▶ [Task brief]: Strip the pictures and reproduce the rest of the listing exactly.
################
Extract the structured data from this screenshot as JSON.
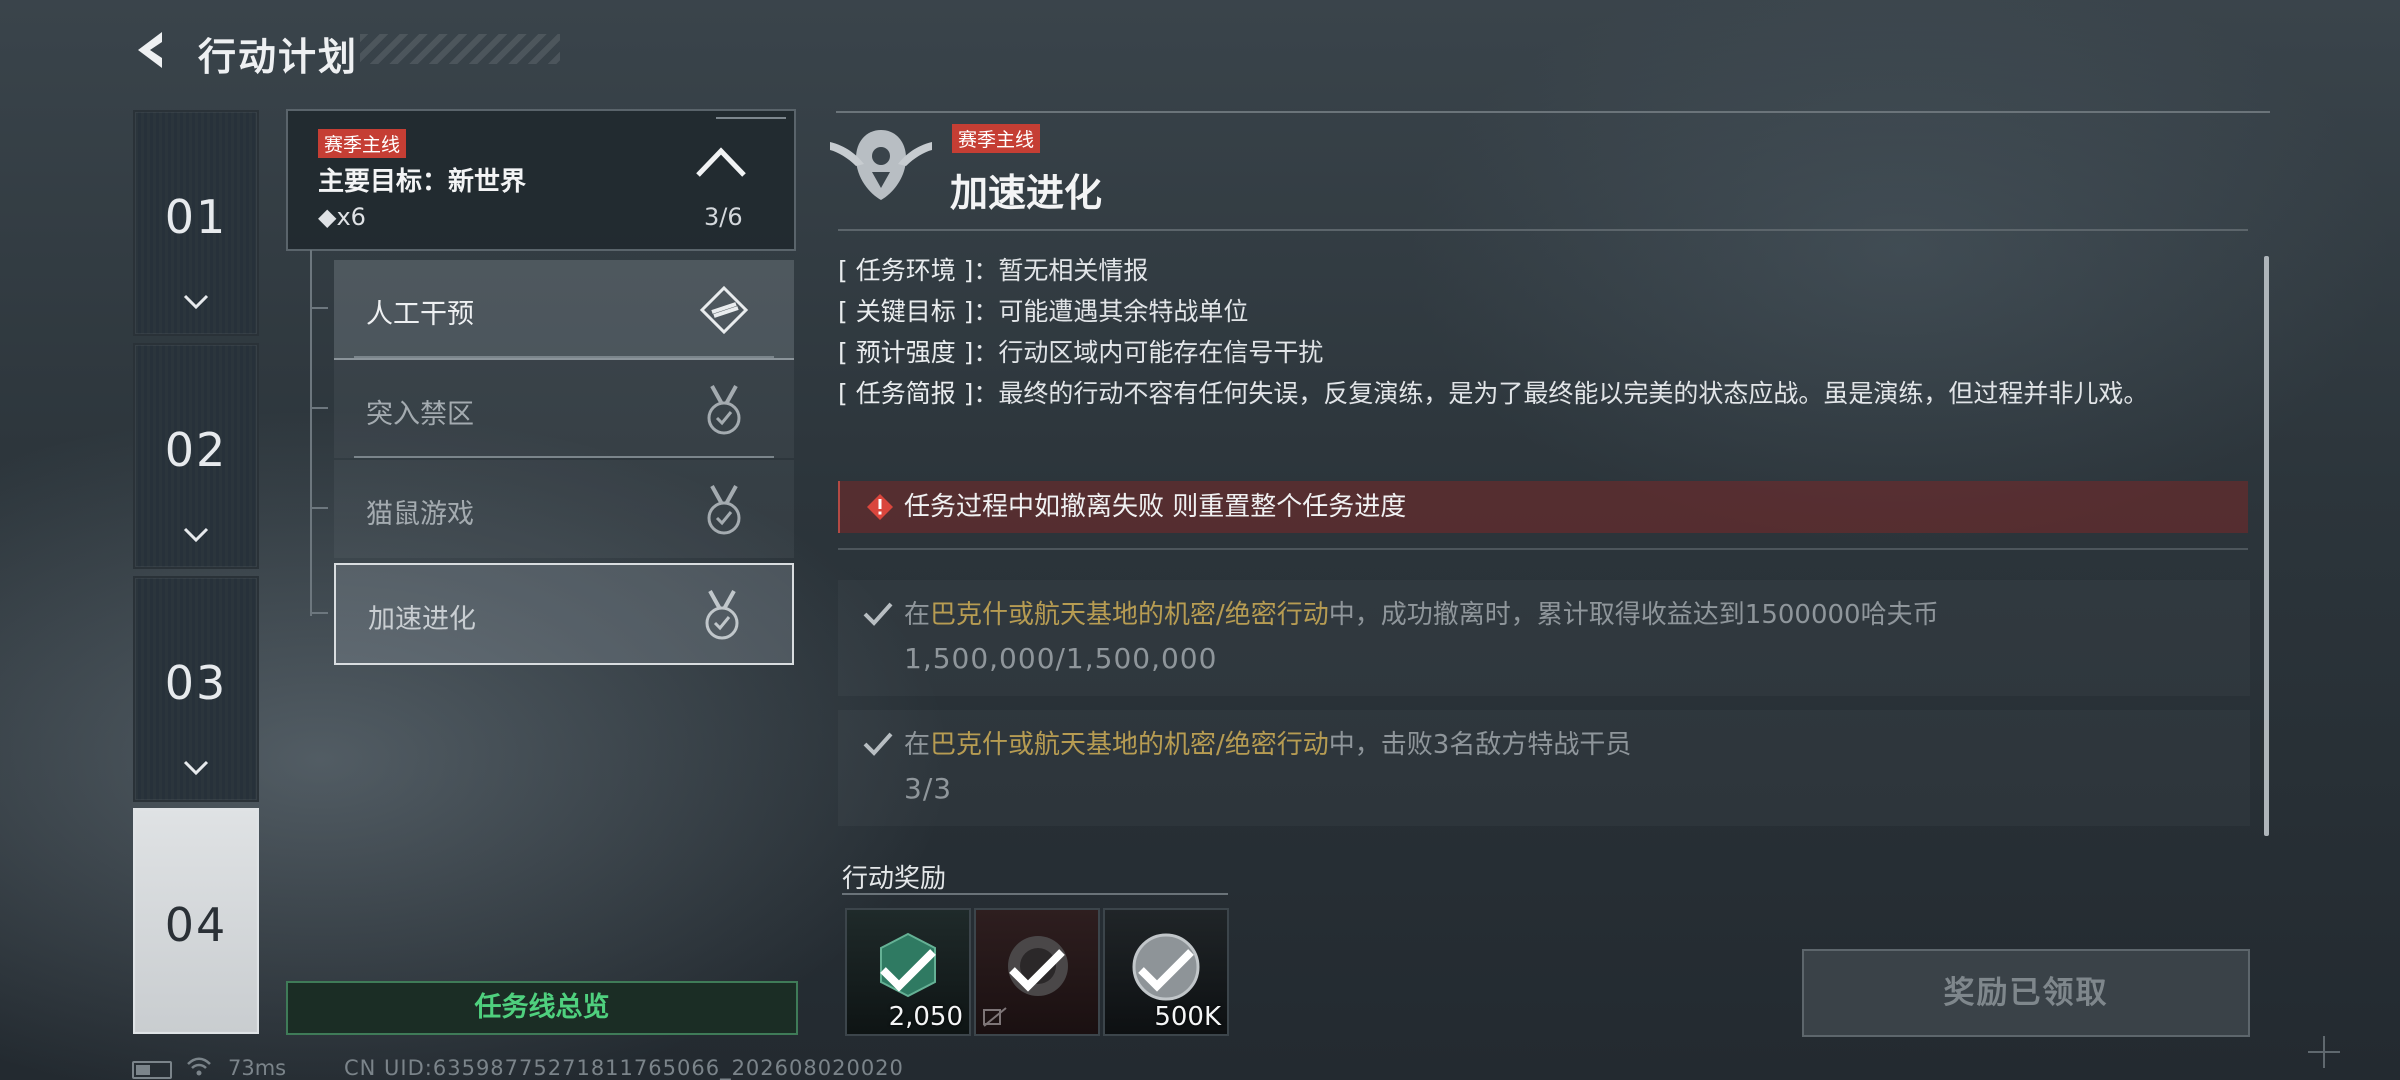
{
  "header": {
    "title": "行动计划",
    "back_icon": "arrow-left-icon"
  },
  "chapters": [
    {
      "num": "01",
      "active": false
    },
    {
      "num": "02",
      "active": false
    },
    {
      "num": "03",
      "active": false
    },
    {
      "num": "04",
      "active": true
    }
  ],
  "main_quest": {
    "tag": "赛季主线",
    "goal": "主要目标：新世界",
    "diamond_count": "◆x6",
    "progress": "3/6"
  },
  "sub_missions": [
    {
      "label": "人工干预",
      "status": "current"
    },
    {
      "label": "突入禁区",
      "status": "completed"
    },
    {
      "label": "猫鼠游戏",
      "status": "completed"
    },
    {
      "label": "加速进化",
      "status": "completed-selected"
    }
  ],
  "overview_button": "任务线总览",
  "detail": {
    "tag": "赛季主线",
    "title": "加速进化",
    "info": [
      {
        "key": "[ 任务环境 ]",
        "value": "：暂无相关情报"
      },
      {
        "key": "[ 关键目标 ]",
        "value": "：可能遭遇其余特战单位"
      },
      {
        "key": "[ 预计强度 ]",
        "value": "：行动区域内可能存在信号干扰"
      },
      {
        "key": "[ 任务简报 ]",
        "value": "：最终的行动不容有任何失误，反复演练，是为了最终能以完美的状态应战。虽是演练，但过程并非儿戏。"
      }
    ],
    "warning": "任务过程中如撤离失败 则重置整个任务进度",
    "objectives": [
      {
        "prefix": "在",
        "highlight": "巴克什或航天基地的机密/绝密行动",
        "suffix": "中，成功撤离时，累计取得收益达到1500000哈夫币",
        "progress": "1,500,000/1,500,000"
      },
      {
        "prefix": "在",
        "highlight": "巴克什或航天基地的机密/绝密行动",
        "suffix": "中，击败3名敌方特战干员",
        "progress": "3/3"
      }
    ],
    "rewards_label": "行动奖励",
    "rewards": [
      {
        "amount": "2,050",
        "icon": "badge-icon",
        "claimed": true
      },
      {
        "amount": "",
        "icon": "equipment-icon",
        "claimed": true
      },
      {
        "amount": "500K",
        "icon": "coin-icon",
        "claimed": true
      }
    ],
    "claim_button": "奖励已领取"
  },
  "status_bar": {
    "ping": "73ms",
    "uid": "CN UID:6359877527181176​5066_202608020020"
  },
  "colors": {
    "tag_red": "#c53e34",
    "highlight_gold": "#b79c52",
    "overview_green": "#4fd07e"
  }
}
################
▶ [The completed task]:
Extract the structured data from this screenshot as JSON.
{
  "header": {
    "title": "行动计划",
    "back_icon": "arrow-left-icon"
  },
  "chapters": [
    {
      "num": "01",
      "active": false
    },
    {
      "num": "02",
      "active": false
    },
    {
      "num": "03",
      "active": false
    },
    {
      "num": "04",
      "active": true
    }
  ],
  "main_quest": {
    "tag": "赛季主线",
    "goal": "主要目标：新世界",
    "diamond_count": "◆x6",
    "progress": "3/6"
  },
  "sub_missions": [
    {
      "label": "人工干预",
      "status": "current"
    },
    {
      "label": "突入禁区",
      "status": "completed"
    },
    {
      "label": "猫鼠游戏",
      "status": "completed"
    },
    {
      "label": "加速进化",
      "status": "completed-selected"
    }
  ],
  "overview_button": "任务线总览",
  "detail": {
    "tag": "赛季主线",
    "title": "加速进化",
    "info": [
      {
        "key": "[ 任务环境 ]",
        "value": "：暂无相关情报"
      },
      {
        "key": "[ 关键目标 ]",
        "value": "：可能遭遇其余特战单位"
      },
      {
        "key": "[ 预计强度 ]",
        "value": "：行动区域内可能存在信号干扰"
      },
      {
        "key": "[ 任务简报 ]",
        "value": "：最终的行动不容有任何失误，反复演练，是为了最终能以完美的状态应战。虽是演练，但过程并非儿戏。"
      }
    ],
    "warning": "任务过程中如撤离失败 则重置整个任务进度",
    "objectives": [
      {
        "prefix": "在",
        "highlight": "巴克什或航天基地的机密/绝密行动",
        "suffix": "中，成功撤离时，累计取得收益达到1500000哈夫币",
        "progress": "1,500,000/1,500,000"
      },
      {
        "prefix": "在",
        "highlight": "巴克什或航天基地的机密/绝密行动",
        "suffix": "中，击败3名敌方特战干员",
        "progress": "3/3"
      }
    ],
    "rewards_label": "行动奖励",
    "rewards": [
      {
        "amount": "2,050",
        "icon": "badge-icon",
        "claimed": true
      },
      {
        "amount": "",
        "icon": "equipment-icon",
        "claimed": true
      },
      {
        "amount": "500K",
        "icon": "coin-icon",
        "claimed": true
      }
    ],
    "claim_button": "奖励已领取"
  },
  "status_bar": {
    "ping": "73ms",
    "uid": "CN UID:6359877527181176​5066_202608020020"
  },
  "colors": {
    "tag_red": "#c53e34",
    "highlight_gold": "#b79c52",
    "overview_green": "#4fd07e"
  }
}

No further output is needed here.